The commission’s first meeting held on the campus of UMass Boston was streamed live on the commission’s website.
There was no opportunity for the public to speak at this inaugural meeting of the gaming commission, but chairman Crosby promised there would be public forums in the future and meetings would be held in all parts of the state.
The first meeting delt almost exclusively with what Crosby described as organizational and house keeping matters.
The commission approved a mission statement, procurement rules and approved a one year lease for an office in downtown Boston. Chairman Crosby said initially the commission will have a staff of about 30 people, but in coming years that could grow to as large as 150 people.
The commissioners interviewed two finalists to be their gaming consultant, both New Jersey based firms, Michael and Carrol and Spectrum Gaming Group.
The commission is empowered under the state’s gaming law to set the rules for gaming companies to bid for licenses, to review the applications, award the licenses and monitor the casinos after the doors open for business to ensure compliance with the regulations the commission will write, and the revenue sharing mandated in the law.
Up to three licenses for resort casinos can be issued in each of three regions. Several gaming companies are expected to vie for the lone license in western Massachusetts including Mohegan Sun, Ameristar, Hard Rock International and MGM Resorts.
Gaming Commissioner Bruce Stebbins of Springfield, in an interview prior to today’s meeting said he was not surprised by the level of competition.

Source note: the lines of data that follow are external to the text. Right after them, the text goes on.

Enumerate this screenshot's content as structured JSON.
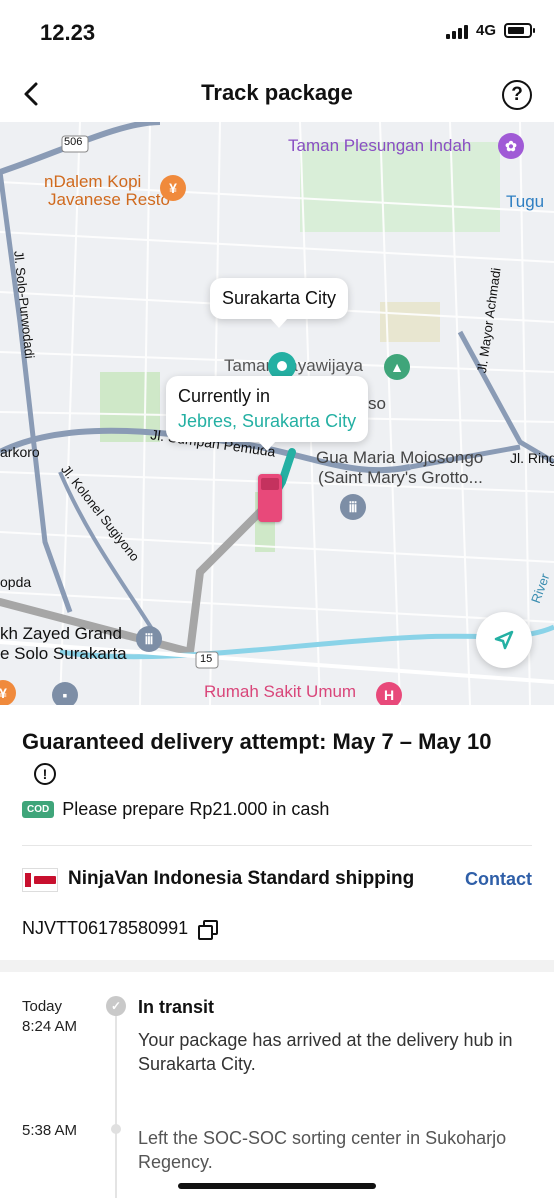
{
  "status_bar": {
    "time": "12.23",
    "network": "4G"
  },
  "header": {
    "title": "Track package",
    "help_glyph": "?"
  },
  "map": {
    "labels": {
      "road_number_top": "506",
      "road_number_bottom": "15",
      "taman_plesungan": "Taman Plesungan Indah",
      "ndalem_kopi_1": "nDalem Kopi",
      "ndalem_kopi_2": "Javanese Resto",
      "tugu": "Tugu",
      "jl_solo_purwodadi": "Jl. Solo-Purwodadi",
      "jl_mayor_achmadi": "Jl. Mayor Achmadi",
      "jl_sumpah_pemuda": "Jl. Sumpah Pemuda",
      "jl_kolonel_sugiyono": "Jl. Kolonel Sugiyono",
      "arkoro": "arkoro",
      "jl_ring": "Jl. Ring",
      "gua_maria_1": "Gua Maria Mojosongo",
      "gua_maria_2": "(Saint Mary's Grotto...",
      "taman_partial": "Taman Jayawijaya",
      "so_partial": "so",
      "rumah_sakit": "Rumah Sakit Umum",
      "sheikh_zayed_1": "kh Zayed Grand",
      "sheikh_zayed_2": "e Solo Surakarta",
      "ropda": "opda",
      "river": "River"
    },
    "city_bubble": "Surakarta City",
    "current_bubble": {
      "line1": "Currently in",
      "line2": "Jebres, Surakarta City"
    }
  },
  "delivery": {
    "guarantee": "Guaranteed delivery attempt: May 7 – May 10",
    "cod_badge": "COD",
    "cod_text": "Please prepare Rp21.000 in cash",
    "carrier_name": "NinjaVan Indonesia Standard shipping",
    "contact_label": "Contact",
    "tracking_number": "NJVTT06178580991"
  },
  "timeline": [
    {
      "date_line1": "Today",
      "date_line2": "8:24 AM",
      "title": "In transit",
      "description": "Your package has arrived at the delivery hub in Surakarta City."
    },
    {
      "date_line1": "5:38 AM",
      "description": "Left the SOC-SOC sorting center in Sukoharjo Regency."
    }
  ],
  "colors": {
    "accent_teal": "#24b0a3",
    "contact_blue": "#2f5fa8",
    "cod_green": "#3fa57a",
    "truck_pink": "#e8497a",
    "hospital_pink": "#e8497a",
    "poi_orange": "#f08a3c",
    "poi_purple": "#a05ad6"
  }
}
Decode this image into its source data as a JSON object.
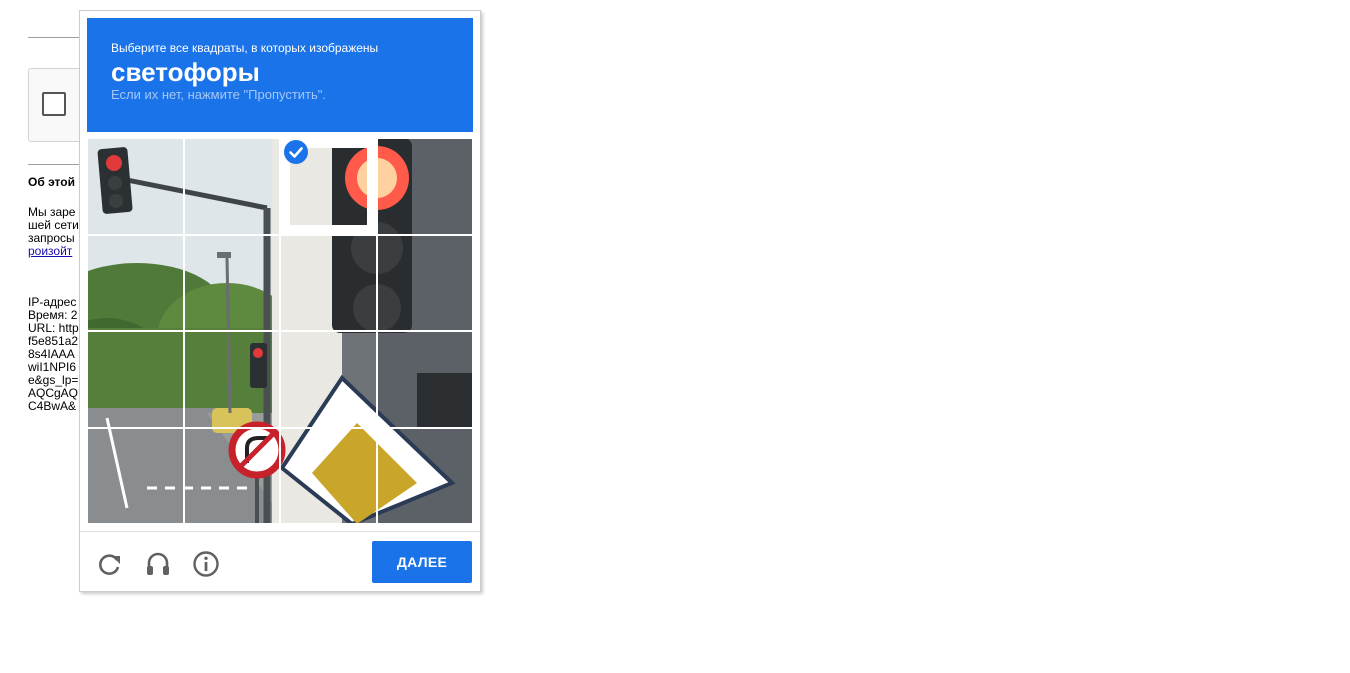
{
  "background_page": {
    "section_title": "Об этой",
    "paragraph_lines": [
      "Мы заре",
      "шей сети",
      "запросы"
    ],
    "link_text": "роизойт",
    "info_lines": [
      "IP-адрес",
      "Время: 2",
      "URL: http",
      "f5e851a2",
      "8s4IAAA",
      "wiI1NPI6",
      "e&gs_lp=",
      "AQCgAQ",
      "C4BwA&"
    ]
  },
  "challenge": {
    "instruction": "Выберите все квадраты, в которых изображены",
    "object": "светофоры",
    "hint": "Если их нет, нажмите \"Пропустить\".",
    "grid": {
      "rows": 4,
      "cols": 4,
      "selected_tiles": [
        2
      ]
    },
    "controls": {
      "reload_icon": "reload-icon",
      "audio_icon": "headphones-icon",
      "info_icon": "info-icon"
    },
    "next_button_label": "ДАЛЕЕ"
  },
  "colors": {
    "accent": "#1a73e8",
    "hint_text": "#a6c6f8"
  }
}
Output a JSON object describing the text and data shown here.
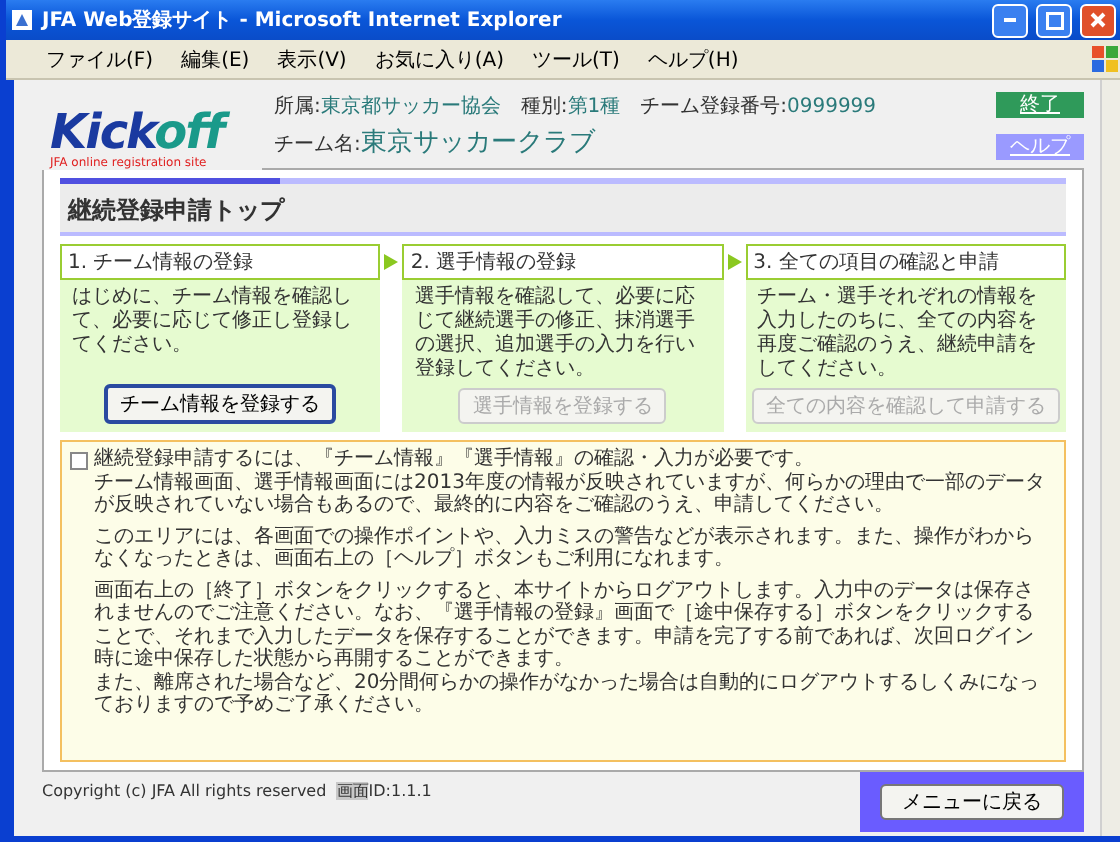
{
  "window": {
    "title": "JFA Web登録サイト - Microsoft Internet Explorer",
    "menu": [
      "ファイル(F)",
      "編集(E)",
      "表示(V)",
      "お気に入り(A)",
      "ツール(T)",
      "ヘルプ(H)"
    ]
  },
  "logo": {
    "word_start": "Kick",
    "word_end": "off",
    "tagline": "JFA online registration site"
  },
  "header": {
    "fields": [
      {
        "label": "所属:",
        "value": "東京都サッカー協会"
      },
      {
        "label": "種別:",
        "value": "第1種"
      },
      {
        "label": "チーム登録番号:",
        "value": "0999999"
      }
    ],
    "team_name": {
      "label": "チーム名:",
      "value": "東京サッカークラブ"
    },
    "buttons": [
      {
        "label": "終了",
        "kind": "exit"
      },
      {
        "label": "ヘルプ",
        "kind": "help"
      }
    ]
  },
  "page_title": "継続登録申請トップ",
  "steps": [
    {
      "title": "1. チーム情報の登録",
      "text": "はじめに、チーム情報を確認して、必要に応じて修正し登録してください。",
      "button": {
        "label": "チーム情報を登録する",
        "disabled": false
      }
    },
    {
      "title": "2. 選手情報の登録",
      "text": "選手情報を確認して、必要に応じて継続選手の修正、抹消選手の選択、追加選手の入力を行い登録してください。",
      "button": {
        "label": "選手情報を登録する",
        "disabled": true
      }
    },
    {
      "title": "3. 全ての項目の確認と申請",
      "text": "チーム・選手それぞれの情報を入力したのちに、全ての内容を再度ご確認のうえ、継続申請をしてください。",
      "button": {
        "label": "全ての内容を確認して申請する",
        "disabled": true
      }
    }
  ],
  "notice": {
    "paragraphs": [
      [
        "継続登録申請するには、『チーム情報』『選手情報』の確認・入力が必要です。",
        "チーム情報画面、選手情報画面には2013年度の情報が反映されていますが、何らかの理由で一部のデータが反映されていない場合もあるので、最終的に内容をご確認のうえ、申請してください。"
      ],
      [
        "このエリアには、各画面での操作ポイントや、入力ミスの警告などが表示されます。また、操作がわからなくなったときは、画面右上の［ヘルプ］ボタンもご利用になれます。"
      ],
      [
        "画面右上の［終了］ボタンをクリックすると、本サイトからログアウトします。入力中のデータは保存されませんのでご注意ください。なお、『選手情報の登録』画面で［途中保存する］ボタンをクリックすることで、それまで入力したデータを保存することができます。申請を完了する前であれば、次回ログイン時に途中保存した状態から再開することができます。",
        "また、離席された場合など、20分間何らかの操作がなかった場合は自動的にログアウトするしくみになっておりますので予めご了承ください。"
      ]
    ]
  },
  "footer": {
    "copyright": "Copyright (c) JFA All rights reserved",
    "screen_label": "画面",
    "screen_id": "ID:1.1.1",
    "back_button": "メニューに戻る"
  }
}
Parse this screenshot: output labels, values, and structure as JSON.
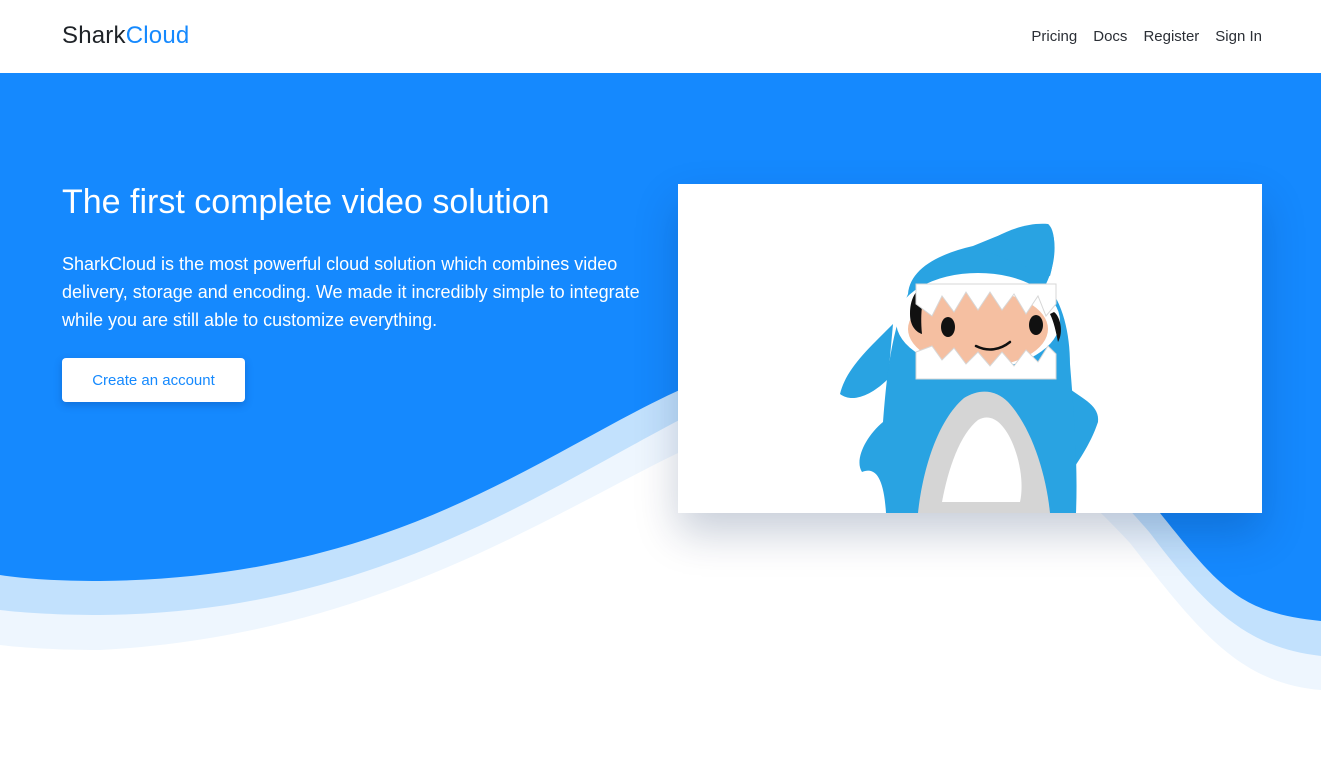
{
  "header": {
    "brand": {
      "part1": "Shark",
      "part2": "Cloud"
    },
    "nav": [
      {
        "label": "Pricing"
      },
      {
        "label": "Docs"
      },
      {
        "label": "Register"
      },
      {
        "label": "Sign In"
      }
    ]
  },
  "hero": {
    "title": "The first complete video solution",
    "description": "SharkCloud is the most powerful cloud solution which combines video delivery, storage and encoding. We made it incredibly simple to integrate while you are still able to customize everything.",
    "cta_label": "Create an account",
    "illustration": "shark-mascot"
  },
  "colors": {
    "brand_blue": "#1589fe",
    "wave_light": "#c2e1fd",
    "wave_lighter": "#eef6fe",
    "mascot_blue": "#29a3e2",
    "text_dark": "#1f2328"
  }
}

Under timetables discussed publically by the gambling commissioners, the first casino licenses will likely be awarded next year, with construction starting in late 2013 and the first Massachusetts casino opening about five years from now..